From when I was about 14, I read a massive amount of Jorge Luis Borges. I was a little older when I began to read Vladimir Nabokov, and I became an enthusiast to the point of visiting the Nabokov birthplace in St Petersburg, although this was not as intense as my Borgesophilia.
As the years went on my interest in these writers waxed and waned. I succumbed, to some degree, to the widespread perception that both are literary artificers, conjurers of a sort, unabashedly elitist, removed from everyday life, somewhat meretricious, even.
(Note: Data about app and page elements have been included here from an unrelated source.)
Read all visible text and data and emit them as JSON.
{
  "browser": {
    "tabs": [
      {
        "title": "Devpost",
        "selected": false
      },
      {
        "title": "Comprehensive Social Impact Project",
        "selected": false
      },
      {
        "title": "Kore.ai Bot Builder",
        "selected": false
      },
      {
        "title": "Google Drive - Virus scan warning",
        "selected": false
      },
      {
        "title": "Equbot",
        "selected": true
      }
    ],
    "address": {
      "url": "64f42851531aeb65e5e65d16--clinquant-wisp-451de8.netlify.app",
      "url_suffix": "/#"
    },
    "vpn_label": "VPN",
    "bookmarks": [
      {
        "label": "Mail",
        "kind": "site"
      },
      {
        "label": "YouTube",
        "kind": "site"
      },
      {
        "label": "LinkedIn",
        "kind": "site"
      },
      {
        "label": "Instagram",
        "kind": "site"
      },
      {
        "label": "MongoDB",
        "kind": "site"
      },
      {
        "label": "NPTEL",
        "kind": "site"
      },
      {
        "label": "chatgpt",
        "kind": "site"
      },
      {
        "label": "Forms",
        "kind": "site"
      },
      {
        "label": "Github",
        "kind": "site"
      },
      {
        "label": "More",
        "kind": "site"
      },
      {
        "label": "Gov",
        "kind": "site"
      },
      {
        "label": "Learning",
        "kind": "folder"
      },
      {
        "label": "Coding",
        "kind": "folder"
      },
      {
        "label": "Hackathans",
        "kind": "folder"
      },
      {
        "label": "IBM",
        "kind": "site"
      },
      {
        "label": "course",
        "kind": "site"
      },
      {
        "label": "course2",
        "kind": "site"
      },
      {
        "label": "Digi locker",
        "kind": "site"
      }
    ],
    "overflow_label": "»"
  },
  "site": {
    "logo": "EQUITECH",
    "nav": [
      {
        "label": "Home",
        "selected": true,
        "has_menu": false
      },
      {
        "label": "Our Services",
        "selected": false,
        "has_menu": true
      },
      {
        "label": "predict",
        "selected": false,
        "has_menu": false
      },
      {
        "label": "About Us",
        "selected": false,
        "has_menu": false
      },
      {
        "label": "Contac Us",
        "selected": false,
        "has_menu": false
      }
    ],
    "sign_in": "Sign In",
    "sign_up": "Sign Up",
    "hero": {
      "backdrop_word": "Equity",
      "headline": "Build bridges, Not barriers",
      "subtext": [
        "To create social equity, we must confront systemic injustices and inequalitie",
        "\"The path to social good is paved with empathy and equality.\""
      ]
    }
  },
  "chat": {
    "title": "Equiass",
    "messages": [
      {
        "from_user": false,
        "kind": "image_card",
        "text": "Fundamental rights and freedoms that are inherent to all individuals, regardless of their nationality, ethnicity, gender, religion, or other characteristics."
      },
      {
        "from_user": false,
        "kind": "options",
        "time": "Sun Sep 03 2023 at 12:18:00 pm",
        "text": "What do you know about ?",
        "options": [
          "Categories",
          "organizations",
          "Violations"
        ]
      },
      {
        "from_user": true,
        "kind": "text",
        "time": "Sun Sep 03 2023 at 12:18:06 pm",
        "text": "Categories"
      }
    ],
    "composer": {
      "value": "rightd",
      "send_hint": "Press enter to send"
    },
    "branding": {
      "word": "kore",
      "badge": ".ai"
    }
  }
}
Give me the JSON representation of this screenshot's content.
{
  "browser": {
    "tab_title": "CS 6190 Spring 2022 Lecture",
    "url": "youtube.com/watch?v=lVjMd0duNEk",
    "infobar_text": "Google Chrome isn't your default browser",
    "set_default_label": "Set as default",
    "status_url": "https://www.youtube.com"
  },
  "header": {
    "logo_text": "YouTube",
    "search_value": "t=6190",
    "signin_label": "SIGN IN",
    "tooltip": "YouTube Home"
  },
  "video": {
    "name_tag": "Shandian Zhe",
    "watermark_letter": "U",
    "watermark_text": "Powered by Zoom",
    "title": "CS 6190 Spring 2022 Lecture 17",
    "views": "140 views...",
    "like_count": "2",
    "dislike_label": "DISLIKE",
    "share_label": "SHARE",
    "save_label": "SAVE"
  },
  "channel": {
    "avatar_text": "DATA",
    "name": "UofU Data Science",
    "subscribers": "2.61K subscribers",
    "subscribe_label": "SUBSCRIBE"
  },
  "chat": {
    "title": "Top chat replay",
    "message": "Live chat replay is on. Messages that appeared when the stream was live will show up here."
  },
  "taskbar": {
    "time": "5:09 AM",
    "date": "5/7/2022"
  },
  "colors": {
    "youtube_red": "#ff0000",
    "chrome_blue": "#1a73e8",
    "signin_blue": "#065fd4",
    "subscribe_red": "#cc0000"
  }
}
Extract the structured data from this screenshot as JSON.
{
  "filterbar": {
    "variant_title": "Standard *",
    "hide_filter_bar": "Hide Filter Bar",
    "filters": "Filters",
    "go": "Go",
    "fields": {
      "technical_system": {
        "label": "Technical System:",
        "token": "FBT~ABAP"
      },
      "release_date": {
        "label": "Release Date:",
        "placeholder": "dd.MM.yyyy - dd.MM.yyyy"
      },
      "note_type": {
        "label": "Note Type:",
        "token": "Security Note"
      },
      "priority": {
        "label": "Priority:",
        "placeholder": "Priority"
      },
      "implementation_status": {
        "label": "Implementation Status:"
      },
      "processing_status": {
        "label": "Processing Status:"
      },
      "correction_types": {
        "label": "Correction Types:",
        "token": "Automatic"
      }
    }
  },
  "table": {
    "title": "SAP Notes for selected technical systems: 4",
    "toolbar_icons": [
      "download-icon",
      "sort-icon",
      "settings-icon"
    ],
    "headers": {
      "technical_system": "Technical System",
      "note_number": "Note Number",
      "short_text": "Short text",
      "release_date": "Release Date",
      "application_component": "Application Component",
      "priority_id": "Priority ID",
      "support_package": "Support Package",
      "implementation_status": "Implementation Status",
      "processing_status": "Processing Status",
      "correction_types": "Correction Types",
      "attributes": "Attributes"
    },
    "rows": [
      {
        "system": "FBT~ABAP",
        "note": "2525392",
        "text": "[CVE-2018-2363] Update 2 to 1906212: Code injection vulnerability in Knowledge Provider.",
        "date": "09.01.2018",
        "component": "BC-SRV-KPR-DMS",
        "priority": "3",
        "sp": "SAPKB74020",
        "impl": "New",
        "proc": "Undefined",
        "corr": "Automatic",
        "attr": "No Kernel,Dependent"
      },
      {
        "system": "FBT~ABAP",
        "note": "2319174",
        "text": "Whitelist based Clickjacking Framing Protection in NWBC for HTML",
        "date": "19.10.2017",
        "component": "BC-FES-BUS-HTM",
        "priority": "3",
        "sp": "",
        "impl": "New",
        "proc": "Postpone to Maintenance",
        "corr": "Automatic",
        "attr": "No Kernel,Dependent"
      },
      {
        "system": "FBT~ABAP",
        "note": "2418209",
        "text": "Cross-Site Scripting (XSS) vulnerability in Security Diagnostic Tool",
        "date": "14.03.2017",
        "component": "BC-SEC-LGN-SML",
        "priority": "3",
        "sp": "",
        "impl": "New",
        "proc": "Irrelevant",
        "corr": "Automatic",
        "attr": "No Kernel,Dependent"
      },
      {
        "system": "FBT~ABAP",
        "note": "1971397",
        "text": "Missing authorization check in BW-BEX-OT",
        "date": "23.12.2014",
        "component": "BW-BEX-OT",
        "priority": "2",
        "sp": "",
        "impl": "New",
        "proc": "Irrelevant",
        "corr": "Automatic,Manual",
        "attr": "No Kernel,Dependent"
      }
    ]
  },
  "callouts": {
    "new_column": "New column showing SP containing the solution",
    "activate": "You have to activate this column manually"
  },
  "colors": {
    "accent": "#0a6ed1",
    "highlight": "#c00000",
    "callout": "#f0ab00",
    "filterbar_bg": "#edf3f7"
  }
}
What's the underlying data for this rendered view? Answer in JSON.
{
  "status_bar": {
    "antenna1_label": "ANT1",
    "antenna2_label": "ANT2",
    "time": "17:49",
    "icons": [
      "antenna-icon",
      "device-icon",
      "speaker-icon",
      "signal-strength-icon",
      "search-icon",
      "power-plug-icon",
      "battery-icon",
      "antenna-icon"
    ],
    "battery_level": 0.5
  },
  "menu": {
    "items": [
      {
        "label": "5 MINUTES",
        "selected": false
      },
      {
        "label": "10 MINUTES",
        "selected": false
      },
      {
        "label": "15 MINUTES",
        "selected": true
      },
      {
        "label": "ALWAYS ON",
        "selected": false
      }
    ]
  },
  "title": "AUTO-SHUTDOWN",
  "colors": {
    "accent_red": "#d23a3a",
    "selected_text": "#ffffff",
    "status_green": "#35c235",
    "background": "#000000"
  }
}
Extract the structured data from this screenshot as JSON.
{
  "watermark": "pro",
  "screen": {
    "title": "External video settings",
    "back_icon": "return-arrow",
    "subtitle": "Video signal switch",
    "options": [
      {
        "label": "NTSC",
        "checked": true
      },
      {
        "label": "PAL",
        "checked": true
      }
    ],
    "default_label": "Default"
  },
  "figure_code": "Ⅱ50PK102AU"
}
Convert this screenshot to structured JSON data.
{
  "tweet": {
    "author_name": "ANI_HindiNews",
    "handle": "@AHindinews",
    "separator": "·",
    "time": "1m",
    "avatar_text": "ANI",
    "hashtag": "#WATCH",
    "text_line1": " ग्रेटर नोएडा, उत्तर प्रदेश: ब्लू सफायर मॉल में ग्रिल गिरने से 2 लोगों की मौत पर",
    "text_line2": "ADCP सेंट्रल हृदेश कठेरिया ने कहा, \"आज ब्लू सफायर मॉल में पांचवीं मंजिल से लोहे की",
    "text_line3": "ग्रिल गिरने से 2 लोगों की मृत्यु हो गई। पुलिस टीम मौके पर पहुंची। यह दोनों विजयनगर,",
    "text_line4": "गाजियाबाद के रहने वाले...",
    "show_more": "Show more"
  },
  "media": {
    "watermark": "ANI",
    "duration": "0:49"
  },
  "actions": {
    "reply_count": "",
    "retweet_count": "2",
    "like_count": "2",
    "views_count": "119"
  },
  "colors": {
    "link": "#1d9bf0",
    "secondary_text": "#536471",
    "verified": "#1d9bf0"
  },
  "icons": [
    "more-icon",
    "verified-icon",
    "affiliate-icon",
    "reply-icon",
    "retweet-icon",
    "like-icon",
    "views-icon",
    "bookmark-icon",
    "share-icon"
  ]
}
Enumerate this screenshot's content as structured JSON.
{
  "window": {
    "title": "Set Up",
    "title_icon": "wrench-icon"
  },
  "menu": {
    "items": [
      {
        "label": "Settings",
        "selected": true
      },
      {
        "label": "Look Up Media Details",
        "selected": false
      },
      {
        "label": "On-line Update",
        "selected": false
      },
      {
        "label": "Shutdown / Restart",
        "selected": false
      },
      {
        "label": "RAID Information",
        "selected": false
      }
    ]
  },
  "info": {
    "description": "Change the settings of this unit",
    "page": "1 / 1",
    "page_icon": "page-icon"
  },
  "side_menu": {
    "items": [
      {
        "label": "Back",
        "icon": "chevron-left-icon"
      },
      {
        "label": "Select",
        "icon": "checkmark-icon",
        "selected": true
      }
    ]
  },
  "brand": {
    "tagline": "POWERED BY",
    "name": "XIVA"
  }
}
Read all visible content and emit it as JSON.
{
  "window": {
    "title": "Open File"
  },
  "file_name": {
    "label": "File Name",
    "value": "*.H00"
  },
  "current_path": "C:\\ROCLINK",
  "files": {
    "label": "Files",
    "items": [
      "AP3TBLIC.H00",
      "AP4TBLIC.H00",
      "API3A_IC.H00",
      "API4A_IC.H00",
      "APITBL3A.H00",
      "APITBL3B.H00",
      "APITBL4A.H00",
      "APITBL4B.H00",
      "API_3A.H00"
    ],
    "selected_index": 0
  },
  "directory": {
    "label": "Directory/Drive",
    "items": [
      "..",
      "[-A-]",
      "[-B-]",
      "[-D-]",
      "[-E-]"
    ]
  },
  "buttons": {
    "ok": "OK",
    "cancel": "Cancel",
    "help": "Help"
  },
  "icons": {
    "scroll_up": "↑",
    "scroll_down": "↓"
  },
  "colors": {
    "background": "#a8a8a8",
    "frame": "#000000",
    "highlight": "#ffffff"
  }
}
Re-reading both in recent years, and having acquired a degree of that currency of self-righteousness called “life experience”, I find both speak more of and to that life experience than many supposedly more “realistic” authors. Borges, especially in his late style, has a laconic mastery of the telling detail, a sort of sagacious summing up of life. Nabokov’s mastery is of specificity, of memory, of the details of which life is made.